-- What this task involves --
Since only the words are wanted, reproduce every entry exactly and leave the images behind.
::: Supplied records :::
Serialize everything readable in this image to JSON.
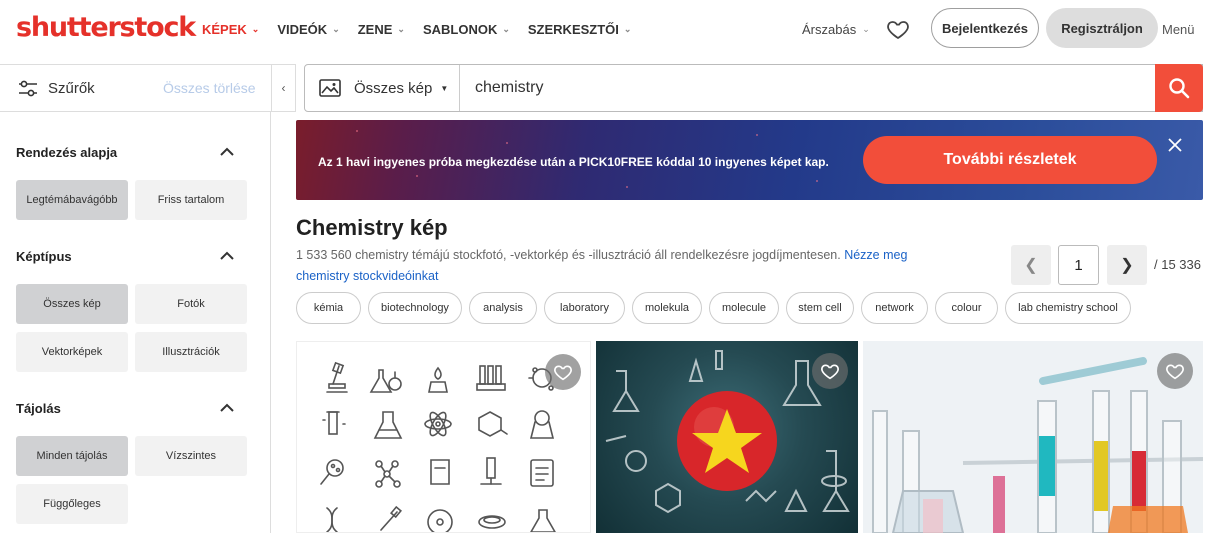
{
  "brand": {
    "logo_text": "shutterstock",
    "accent": "#e5312a"
  },
  "nav": {
    "items": [
      {
        "label": "KÉPEK",
        "active": true
      },
      {
        "label": "VIDEÓK",
        "active": false
      },
      {
        "label": "ZENE",
        "active": false
      },
      {
        "label": "SABLONOK",
        "active": false
      },
      {
        "label": "SZERKESZTŐI",
        "active": false
      }
    ],
    "pricing": "Árszabás",
    "login": "Bejelentkezés",
    "register": "Regisztráljon",
    "menu": "Menü"
  },
  "filters": {
    "label": "Szűrők",
    "clear_all": "Összes törlése"
  },
  "search": {
    "type_label": "Összes kép",
    "query": "chemistry"
  },
  "sidebar": {
    "sort": {
      "title": "Rendezés alapja",
      "options": [
        "Legtémábavágóbb",
        "Friss tartalom"
      ],
      "selected": 0
    },
    "type": {
      "title": "Képtípus",
      "options": [
        "Összes kép",
        "Fotók",
        "Vektorképek",
        "Illusztrációk"
      ],
      "selected": 0
    },
    "orientation": {
      "title": "Tájolás",
      "options": [
        "Minden tájolás",
        "Vízszintes",
        "Függőleges"
      ],
      "selected": 0
    }
  },
  "banner": {
    "text": "Az 1 havi ingyenes próba megkezdése után a PICK10FREE kóddal 10 ingyenes képet kap.",
    "button": "További részletek"
  },
  "results": {
    "title": "Chemistry kép",
    "description": "1 533 560 chemistry témájú stockfotó, -vektorkép és -illusztráció áll rendelkezésre jogdíjmentesen.",
    "video_link": "Nézze meg chemistry stockvideóinkat",
    "page": "1",
    "total_pages": "/ 15 336"
  },
  "chips": [
    "kémia",
    "biotechnology",
    "analysis",
    "laboratory",
    "molekula",
    "molecule",
    "stem cell",
    "network",
    "colour",
    "lab chemistry school"
  ]
}
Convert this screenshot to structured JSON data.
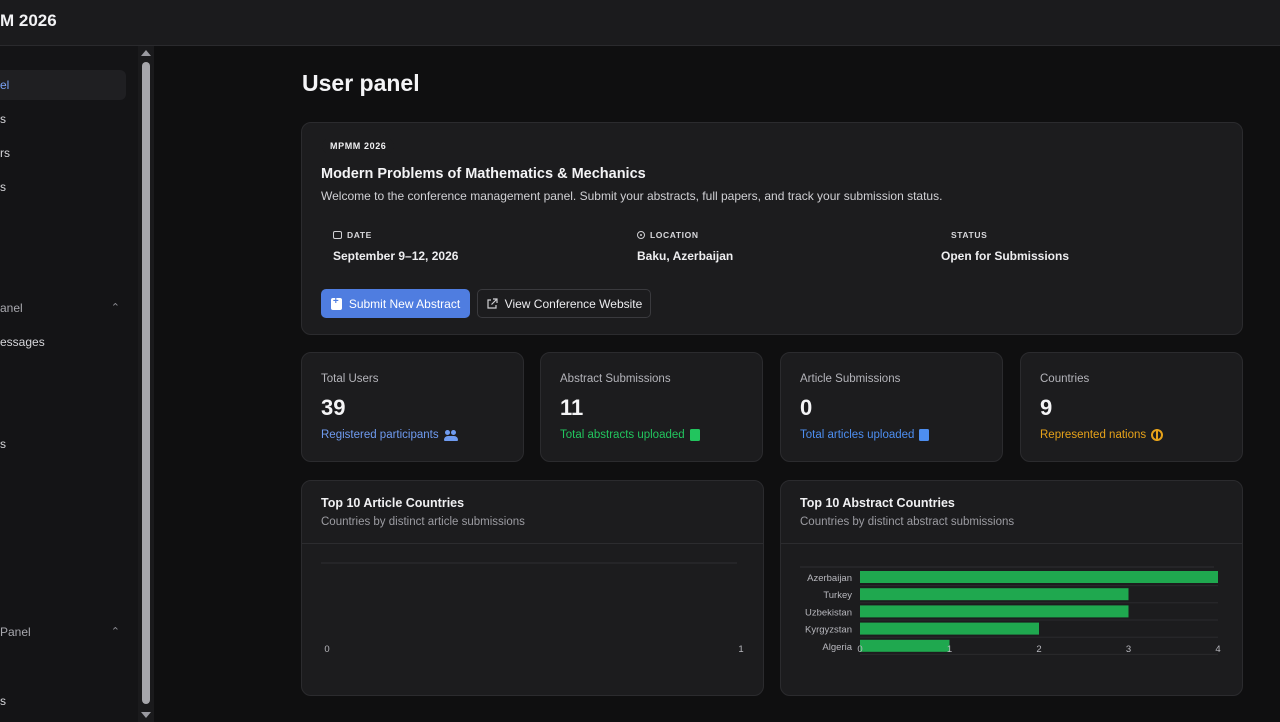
{
  "app": {
    "brand": "M 2026"
  },
  "sidebar": {
    "items": [
      {
        "label": "el"
      },
      {
        "label": "s"
      },
      {
        "label": "rs"
      },
      {
        "label": "s"
      }
    ],
    "sections": [
      {
        "label": "anel",
        "items": [
          {
            "label": "essages"
          },
          {
            "label": "s"
          }
        ]
      },
      {
        "label": " Panel",
        "items": [
          {
            "label": "s"
          }
        ]
      }
    ]
  },
  "page": {
    "title": "User panel"
  },
  "conference": {
    "tag": "MPMM 2026",
    "title": "Modern Problems of Mathematics & Mechanics",
    "description": "Welcome to the conference management panel. Submit your abstracts, full papers, and track your submission status.",
    "date_label": "DATE",
    "date": "September 9–12, 2026",
    "location_label": "LOCATION",
    "location": "Baku, Azerbaijan",
    "status_label": "STATUS",
    "status": "Open for Submissions",
    "primary_button": "Submit New Abstract",
    "secondary_button": "View Conference Website"
  },
  "stats": [
    {
      "label": "Total Users",
      "value": "39",
      "sub": "Registered participants",
      "color": "#6f9bf0",
      "icon": "users-icon"
    },
    {
      "label": "Abstract Submissions",
      "value": "11",
      "sub": "Total abstracts uploaded",
      "color": "#22c55e",
      "icon": "file-icon"
    },
    {
      "label": "Article Submissions",
      "value": "0",
      "sub": "Total articles uploaded",
      "color": "#4d8ef0",
      "icon": "file-icon"
    },
    {
      "label": "Countries",
      "value": "9",
      "sub": "Represented nations",
      "color": "#e6a21a",
      "icon": "globe-icon"
    }
  ],
  "chart_data": [
    {
      "type": "bar",
      "orientation": "horizontal",
      "title": "Top 10 Article Countries",
      "subtitle": "Countries by distinct article submissions",
      "categories": [],
      "values": [],
      "xlim": [
        0,
        1
      ],
      "xticks": [
        "0",
        "1"
      ]
    },
    {
      "type": "bar",
      "orientation": "horizontal",
      "title": "Top 10 Abstract Countries",
      "subtitle": "Countries by distinct abstract submissions",
      "categories": [
        "Azerbaijan",
        "Turkey",
        "Uzbekistan",
        "Kyrgyzstan",
        "Algeria"
      ],
      "values": [
        4,
        3,
        3,
        2,
        1
      ],
      "xlim": [
        0,
        4
      ],
      "xticks": [
        "0",
        "1",
        "2",
        "3",
        "4"
      ],
      "bar_color": "#1fa84f"
    }
  ]
}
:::
-- Solution below --
Serialize everything readable in this image to JSON.
{
  "brand": {
    "logo_text": "shutterstock",
    "accent": "#e5312a"
  },
  "nav": {
    "items": [
      {
        "label": "KÉPEK",
        "active": true
      },
      {
        "label": "VIDEÓK",
        "active": false
      },
      {
        "label": "ZENE",
        "active": false
      },
      {
        "label": "SABLONOK",
        "active": false
      },
      {
        "label": "SZERKESZTŐI",
        "active": false
      }
    ],
    "pricing": "Árszabás",
    "login": "Bejelentkezés",
    "register": "Regisztráljon",
    "menu": "Menü"
  },
  "filters": {
    "label": "Szűrők",
    "clear_all": "Összes törlése"
  },
  "search": {
    "type_label": "Összes kép",
    "query": "chemistry"
  },
  "sidebar": {
    "sort": {
      "title": "Rendezés alapja",
      "options": [
        "Legtémábavágóbb",
        "Friss tartalom"
      ],
      "selected": 0
    },
    "type": {
      "title": "Képtípus",
      "options": [
        "Összes kép",
        "Fotók",
        "Vektorképek",
        "Illusztrációk"
      ],
      "selected": 0
    },
    "orientation": {
      "title": "Tájolás",
      "options": [
        "Minden tájolás",
        "Vízszintes",
        "Függőleges"
      ],
      "selected": 0
    }
  },
  "banner": {
    "text": "Az 1 havi ingyenes próba megkezdése után a PICK10FREE kóddal 10 ingyenes képet kap.",
    "button": "További részletek"
  },
  "results": {
    "title": "Chemistry kép",
    "description": "1 533 560 chemistry témájú stockfotó, -vektorkép és -illusztráció áll rendelkezésre jogdíjmentesen.",
    "video_link": "Nézze meg chemistry stockvideóinkat",
    "page": "1",
    "total_pages": "/ 15 336"
  },
  "chips": [
    "kémia",
    "biotechnology",
    "analysis",
    "laboratory",
    "molekula",
    "molecule",
    "stem cell",
    "network",
    "colour",
    "lab chemistry school"
  ]
}
Convert this screenshot to structured JSON data.
{
  "app": {
    "brand": "M 2026"
  },
  "sidebar": {
    "items": [
      {
        "label": "el"
      },
      {
        "label": "s"
      },
      {
        "label": "rs"
      },
      {
        "label": "s"
      }
    ],
    "sections": [
      {
        "label": "anel",
        "items": [
          {
            "label": "essages"
          },
          {
            "label": "s"
          }
        ]
      },
      {
        "label": " Panel",
        "items": [
          {
            "label": "s"
          }
        ]
      }
    ]
  },
  "page": {
    "title": "User panel"
  },
  "conference": {
    "tag": "MPMM 2026",
    "title": "Modern Problems of Mathematics & Mechanics",
    "description": "Welcome to the conference management panel. Submit your abstracts, full papers, and track your submission status.",
    "date_label": "DATE",
    "date": "September 9–12, 2026",
    "location_label": "LOCATION",
    "location": "Baku, Azerbaijan",
    "status_label": "STATUS",
    "status": "Open for Submissions",
    "primary_button": "Submit New Abstract",
    "secondary_button": "View Conference Website"
  },
  "stats": [
    {
      "label": "Total Users",
      "value": "39",
      "sub": "Registered participants",
      "color": "#6f9bf0",
      "icon": "users-icon"
    },
    {
      "label": "Abstract Submissions",
      "value": "11",
      "sub": "Total abstracts uploaded",
      "color": "#22c55e",
      "icon": "file-icon"
    },
    {
      "label": "Article Submissions",
      "value": "0",
      "sub": "Total articles uploaded",
      "color": "#4d8ef0",
      "icon": "file-icon"
    },
    {
      "label": "Countries",
      "value": "9",
      "sub": "Represented nations",
      "color": "#e6a21a",
      "icon": "globe-icon"
    }
  ],
  "chart_data": [
    {
      "type": "bar",
      "orientation": "horizontal",
      "title": "Top 10 Article Countries",
      "subtitle": "Countries by distinct article submissions",
      "categories": [],
      "values": [],
      "xlim": [
        0,
        1
      ],
      "xticks": [
        "0",
        "1"
      ]
    },
    {
      "type": "bar",
      "orientation": "horizontal",
      "title": "Top 10 Abstract Countries",
      "subtitle": "Countries by distinct abstract submissions",
      "categories": [
        "Azerbaijan",
        "Turkey",
        "Uzbekistan",
        "Kyrgyzstan",
        "Algeria"
      ],
      "values": [
        4,
        3,
        3,
        2,
        1
      ],
      "xlim": [
        0,
        4
      ],
      "xticks": [
        "0",
        "1",
        "2",
        "3",
        "4"
      ],
      "bar_color": "#1fa84f"
    }
  ]
}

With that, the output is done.